Likewise, in many Orthodox circles today, young men and women devote one or two years after high school to undivided Torah study in a yeshiva (Torah academy) or seminary in Israel. Some might view this as a drastic move — as taking off from the “real world” and “delaying” one’s life goals and career. Yet sometimes it is the only truly effective way to achieve the near impossible — of becoming a Torah personality and a changed human being.

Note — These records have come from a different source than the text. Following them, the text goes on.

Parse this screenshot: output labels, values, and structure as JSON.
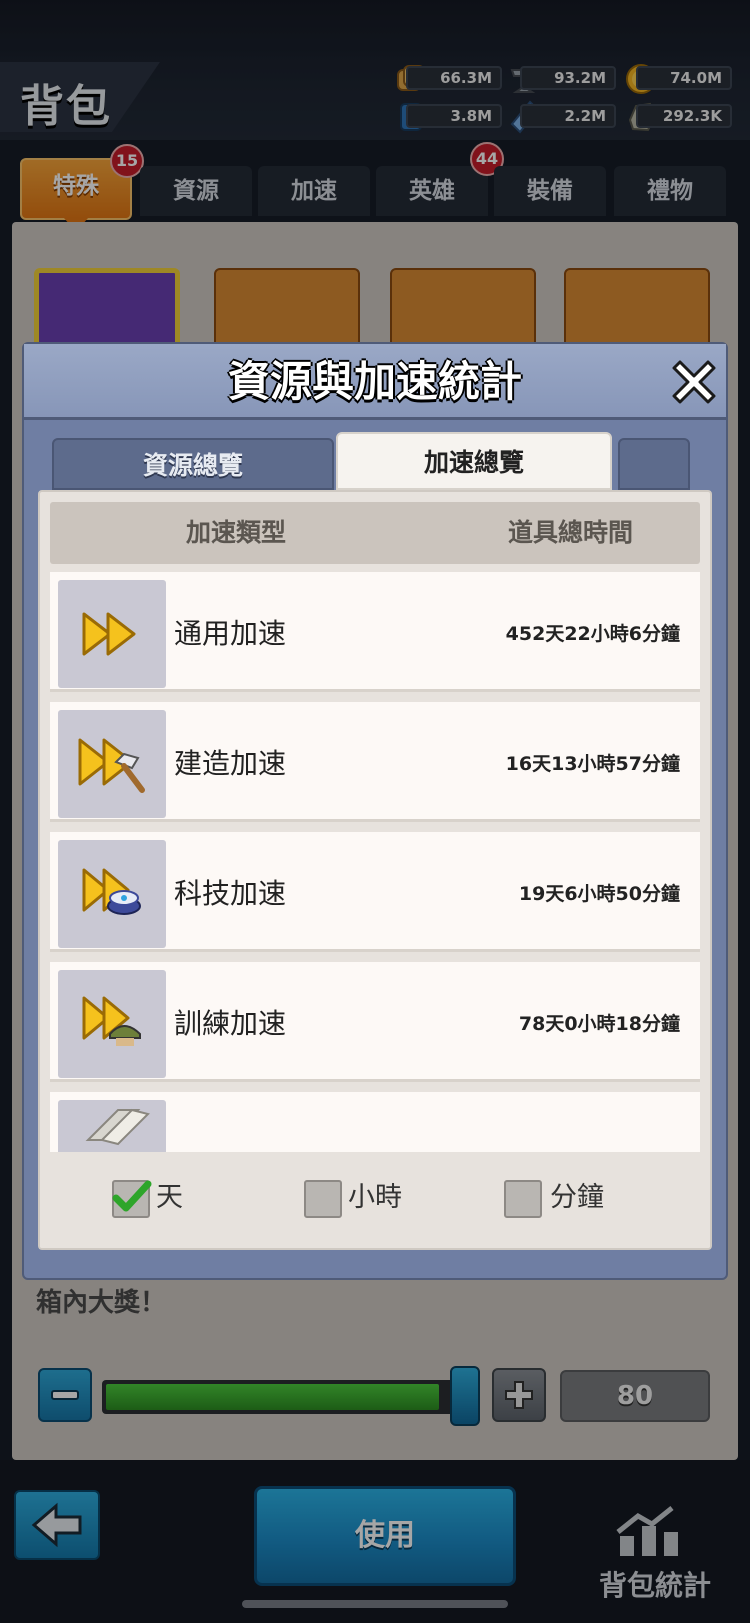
{
  "page_title": "背包",
  "resources": [
    {
      "icon": "bread-icon",
      "value": "66.3M"
    },
    {
      "icon": "iron-icon",
      "value": "93.2M"
    },
    {
      "icon": "gold-coin-icon",
      "value": "74.0M"
    },
    {
      "icon": "oil-barrel-icon",
      "value": "3.8M"
    },
    {
      "icon": "crystal-icon",
      "value": "2.2M"
    },
    {
      "icon": "stone-icon",
      "value": "292.3K"
    }
  ],
  "category_tabs": [
    {
      "label": "特殊",
      "badge": "15"
    },
    {
      "label": "資源"
    },
    {
      "label": "加速"
    },
    {
      "label": "英雄",
      "badge": "44"
    },
    {
      "label": "裝備"
    },
    {
      "label": "禮物"
    }
  ],
  "background_desc": "箱內大獎！",
  "quantity": "80",
  "slider_fraction": 0.95,
  "use_button": "使用",
  "stats_label": "背包統計",
  "modal": {
    "title": "資源與加速統計",
    "tabs": [
      {
        "label": "資源總覽"
      },
      {
        "label": "加速總覽"
      }
    ],
    "col_type": "加速類型",
    "col_time": "道具總時間",
    "rows": [
      {
        "name": "通用加速",
        "time": "452天22小時6分鐘",
        "icon": "fast-forward-icon"
      },
      {
        "name": "建造加速",
        "time": "16天13小時57分鐘",
        "icon": "build-speedup-icon"
      },
      {
        "name": "科技加速",
        "time": "19天6小時50分鐘",
        "icon": "research-speedup-icon"
      },
      {
        "name": "訓練加速",
        "time": "78天0小時18分鐘",
        "icon": "training-speedup-icon"
      }
    ],
    "filters": [
      {
        "label": "天",
        "checked": true
      },
      {
        "label": "小時",
        "checked": false
      },
      {
        "label": "分鐘",
        "checked": false
      }
    ]
  },
  "colors": {
    "accent_orange": "#e27714",
    "button_blue": "#1c8cc8",
    "slider_green": "#2d8e22",
    "badge_red": "#c71c2a"
  }
}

For all the above considerations, many yeshivas require that the students reside in the dormitory on school premises. Regardless of what a student absorbs in a day of Torah study, if he returns home to the same old scene — the TV, stereo, talking back to his parents, arguing with his sister — he will quickly revert to who he once was. It will be near impossible to break old habits and default positions. Only by completely immersing oneself in a Torah environment — without noise, distraction — and to some degree without even a past — can a student begin afresh. Fortunate is he who has the luxury — both the time and the finances — to devote himself to Torah study with a clear mind, free of distractions. If we have the opportunity in our youths — before the burdens of earning a living and caring for a family overwhelm — we are fortunate. Chances are, we will never again be presented with so grand an opportunity.
There are additional connotations to the term exile which I believe are relevant to our mishna’s theme. One who is exiled does not feel settled. He is not independent; he lives to some degree at the mercy of and on the good graces of foreign hosts. Often if we study feeling too established in our ways — that we know a lot but just want to learn some more — we will be ill-prepared to integrate new lessons and attitudes. If, however, a person sees Torah study as exile, he or she might just be prepared to sacrifice some of his own independence in order to “cleave to the dust of the feet [of the scholars] and thirstily drink their words” (earlier, 1:4). Subconsciously, he or she accepts that he is a guest, that he has entered the domain of others, and that much of his hitherto preconceived notions and biases must simply be put aside.
Finally, exile implies wandering. A wanderer knows not precisely where he is headed or what he is searching for. He knows his wandering is for a purpose — much as the Jewish People today recognize there is purpose to their Exile from the Holy Land — but he does not know just what he is seeking and when his mission will be complete. That only others can tell him. When one exiles himself to study Torah, he does not write the agenda nor plan the finale. With such in mind the student will be able to lose himself just a little in the world of the yeshiva — and find himself again — as a scholar and student of the Living Torah.
Text Copyright © 2005 by Rabbi Dovid Rosenfeld and Torah.org.